Exercise requirements: Could you print each entry below verbatim while omitting the pictures?

Input for this task:
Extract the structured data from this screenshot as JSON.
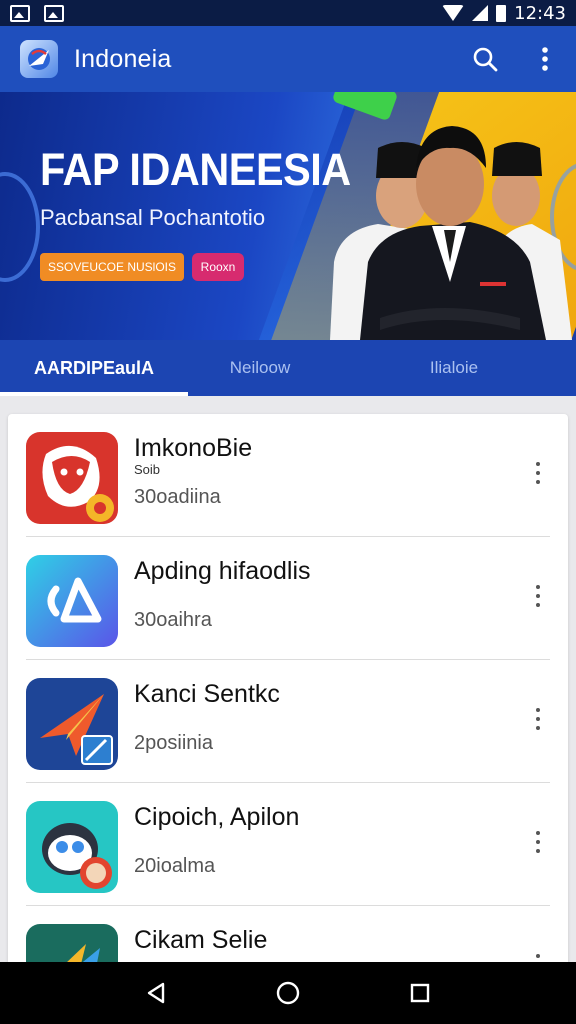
{
  "status_bar": {
    "time": "12:43"
  },
  "app_bar": {
    "title": "Indoneia"
  },
  "banner": {
    "title": "FAP IDANEESIA",
    "subtitle": "Pacbansal Pochantotio",
    "primary_button": "SSOVEUCOE NUSlOIS",
    "secondary_button": "Rooxn"
  },
  "tabs": [
    {
      "label": "AARDIPEaulA",
      "active": true
    },
    {
      "label": "Neiloow",
      "active": false
    },
    {
      "label": "Ilialoie",
      "active": false
    }
  ],
  "apps": [
    {
      "name": "ImkonoBie",
      "sub": "Soib",
      "count": "30oadiina",
      "icon": "red-face-icon"
    },
    {
      "name": "Apding hifaodlis",
      "sub": "",
      "count": "30oaihra",
      "icon": "gradient-triangle-icon"
    },
    {
      "name": "Kanci Sentkc",
      "sub": "",
      "count": "2posiinia",
      "icon": "paper-plane-icon"
    },
    {
      "name": "Cipoich, Apilon",
      "sub": "",
      "count": "20ioalma",
      "icon": "robot-face-icon"
    },
    {
      "name": "Cikam Selie",
      "sub": "",
      "count": "",
      "icon": "arrow-logo-icon"
    }
  ],
  "colors": {
    "app_bar": "#1f4fbd",
    "tabs": "#1c45b2",
    "accent_orange": "#f08c24",
    "accent_pink": "#d72b6f"
  }
}
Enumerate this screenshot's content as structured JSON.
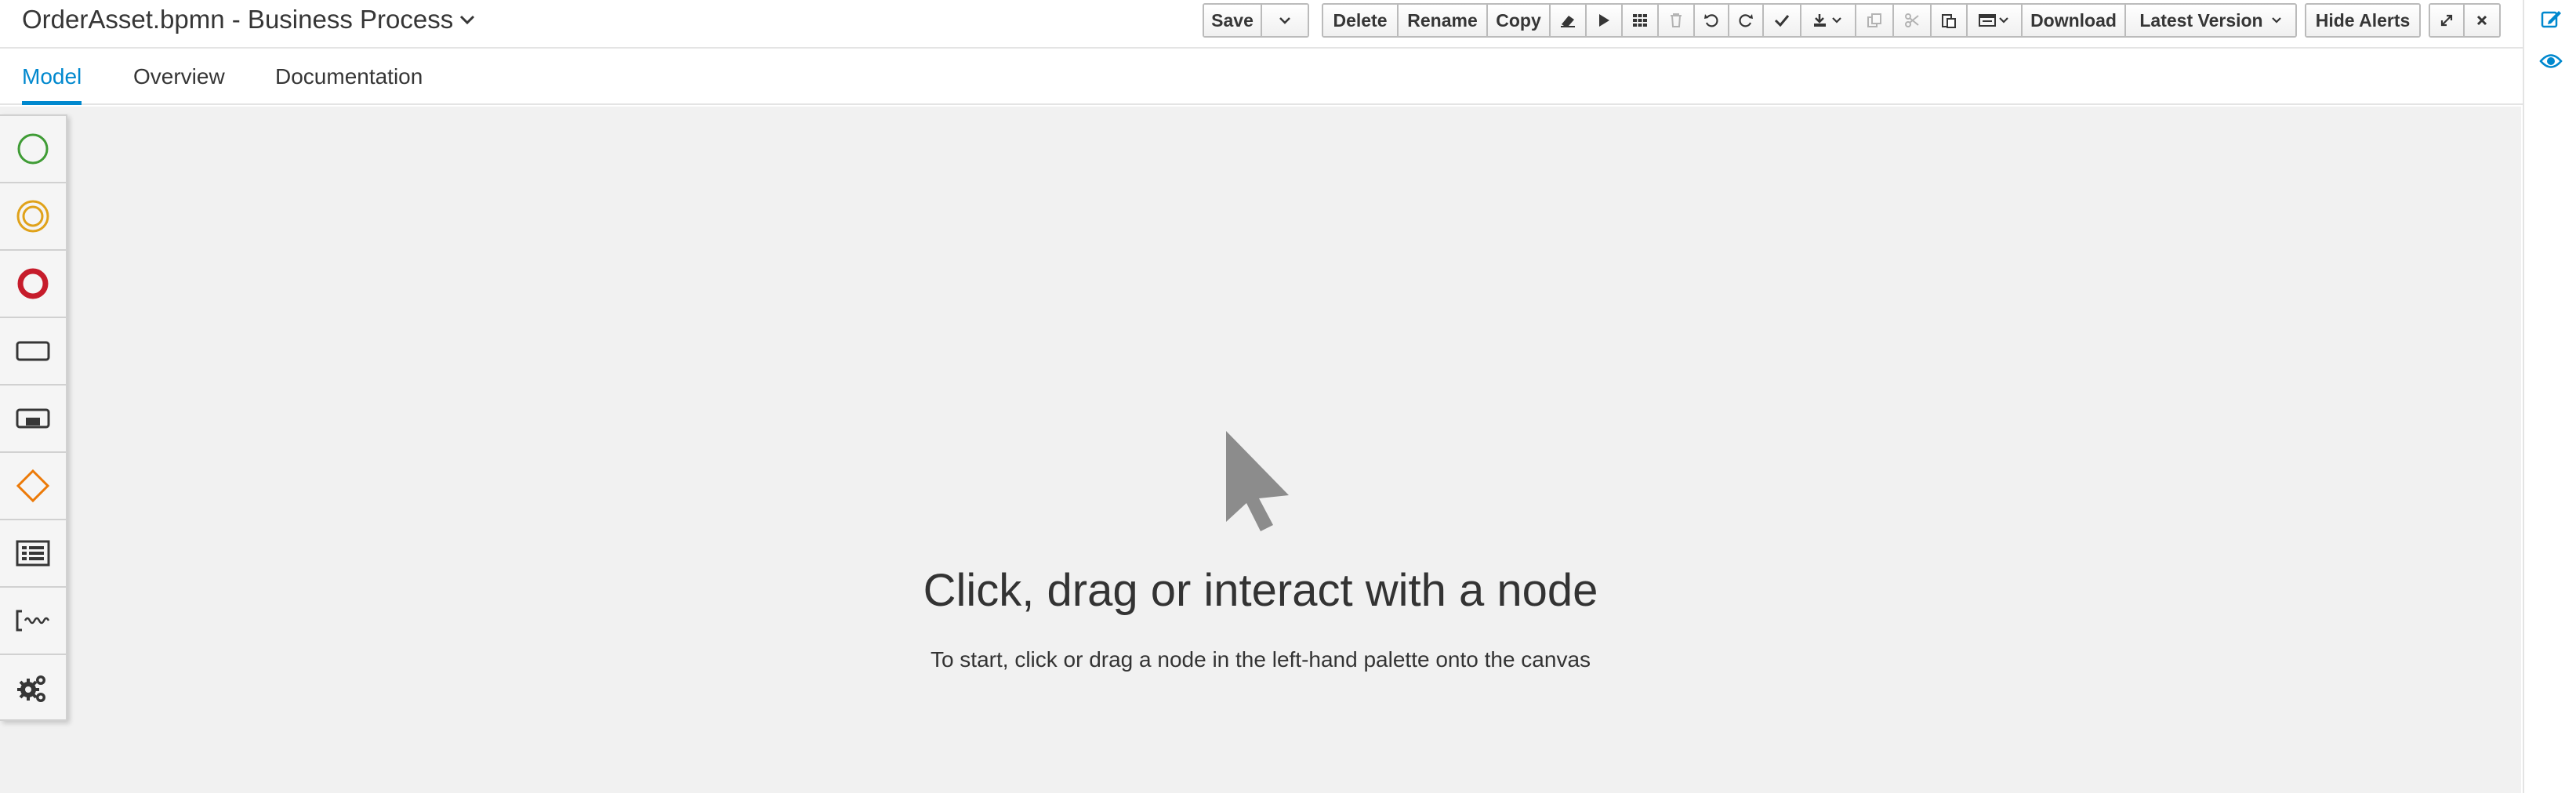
{
  "header": {
    "title": "OrderAsset.bpmn - Business Process",
    "title_menu_icon": "chevron-down-icon"
  },
  "toolbar": {
    "save": "Save",
    "delete": "Delete",
    "rename": "Rename",
    "copy": "Copy",
    "download": "Download",
    "latest_version": "Latest Version",
    "hide_alerts": "Hide Alerts",
    "icons": [
      "save-options-caret-icon",
      "eraser-icon",
      "play-icon",
      "grid-icon",
      "trash-icon",
      "undo-icon",
      "redo-icon",
      "check-icon",
      "import-export-icon",
      "duplicate-icon",
      "scissors-icon",
      "paste-icon",
      "form-icon",
      "expand-icon",
      "close-icon"
    ]
  },
  "tabs": [
    {
      "label": "Model",
      "active": true
    },
    {
      "label": "Overview",
      "active": false
    },
    {
      "label": "Documentation",
      "active": false
    }
  ],
  "palette": {
    "items": [
      {
        "name": "start-event-icon",
        "color": "#3f9c35"
      },
      {
        "name": "intermediate-event-icon",
        "color": "#e0a21a"
      },
      {
        "name": "end-event-icon",
        "color": "#c61c2b"
      },
      {
        "name": "task-icon",
        "color": "#363636"
      },
      {
        "name": "subprocess-icon",
        "color": "#363636"
      },
      {
        "name": "gateway-icon",
        "color": "#ec7a08"
      },
      {
        "name": "lane-icon",
        "color": "#363636"
      },
      {
        "name": "artifact-icon",
        "color": "#363636"
      },
      {
        "name": "custom-tasks-icon",
        "color": "#363636"
      }
    ]
  },
  "canvas": {
    "empty_title": "Click, drag or interact with a node",
    "empty_subtitle": "To start, click or drag a node in the left-hand palette onto the canvas",
    "empty_icon": "mouse-pointer-icon"
  },
  "right_rail": {
    "icons": [
      "edit-icon",
      "eye-icon"
    ],
    "accent": "#0088ce"
  }
}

Written reply:
Extract the structured data from this screenshot as JSON.
{
  "status_bar": {
    "time": "12:43"
  },
  "app_bar": {
    "title": "Indoneia"
  },
  "banner": {
    "title": "FAP IDANEESIA",
    "subtitle": "Pacbansal Pochantotio",
    "primary_button": "SSOVEUCOE NUSlOIS",
    "secondary_button": "Rooxn"
  },
  "tabs": [
    {
      "label": "AARDIPEaulA",
      "active": true
    },
    {
      "label": "Neiloow",
      "active": false
    },
    {
      "label": "Ilialoie",
      "active": false
    }
  ],
  "apps": [
    {
      "name": "ImkonoBie",
      "sub": "Soib",
      "count": "30oadiina",
      "icon": "red-face-icon"
    },
    {
      "name": "Apding hifaodlis",
      "sub": "",
      "count": "30oaihra",
      "icon": "gradient-triangle-icon"
    },
    {
      "name": "Kanci Sentkc",
      "sub": "",
      "count": "2posiinia",
      "icon": "paper-plane-icon"
    },
    {
      "name": "Cipoich, Apilon",
      "sub": "",
      "count": "20ioalma",
      "icon": "robot-face-icon"
    },
    {
      "name": "Cikam Selie",
      "sub": "",
      "count": "",
      "icon": "arrow-logo-icon"
    }
  ],
  "colors": {
    "app_bar": "#1f4fbd",
    "tabs": "#1c45b2",
    "accent_orange": "#f08c24",
    "accent_pink": "#d72b6f"
  }
}
Enumerate this screenshot's content as structured JSON.
{
  "header": {
    "title": "OrderAsset.bpmn - Business Process",
    "title_menu_icon": "chevron-down-icon"
  },
  "toolbar": {
    "save": "Save",
    "delete": "Delete",
    "rename": "Rename",
    "copy": "Copy",
    "download": "Download",
    "latest_version": "Latest Version",
    "hide_alerts": "Hide Alerts",
    "icons": [
      "save-options-caret-icon",
      "eraser-icon",
      "play-icon",
      "grid-icon",
      "trash-icon",
      "undo-icon",
      "redo-icon",
      "check-icon",
      "import-export-icon",
      "duplicate-icon",
      "scissors-icon",
      "paste-icon",
      "form-icon",
      "expand-icon",
      "close-icon"
    ]
  },
  "tabs": [
    {
      "label": "Model",
      "active": true
    },
    {
      "label": "Overview",
      "active": false
    },
    {
      "label": "Documentation",
      "active": false
    }
  ],
  "palette": {
    "items": [
      {
        "name": "start-event-icon",
        "color": "#3f9c35"
      },
      {
        "name": "intermediate-event-icon",
        "color": "#e0a21a"
      },
      {
        "name": "end-event-icon",
        "color": "#c61c2b"
      },
      {
        "name": "task-icon",
        "color": "#363636"
      },
      {
        "name": "subprocess-icon",
        "color": "#363636"
      },
      {
        "name": "gateway-icon",
        "color": "#ec7a08"
      },
      {
        "name": "lane-icon",
        "color": "#363636"
      },
      {
        "name": "artifact-icon",
        "color": "#363636"
      },
      {
        "name": "custom-tasks-icon",
        "color": "#363636"
      }
    ]
  },
  "canvas": {
    "empty_title": "Click, drag or interact with a node",
    "empty_subtitle": "To start, click or drag a node in the left-hand palette onto the canvas",
    "empty_icon": "mouse-pointer-icon"
  },
  "right_rail": {
    "icons": [
      "edit-icon",
      "eye-icon"
    ],
    "accent": "#0088ce"
  }
}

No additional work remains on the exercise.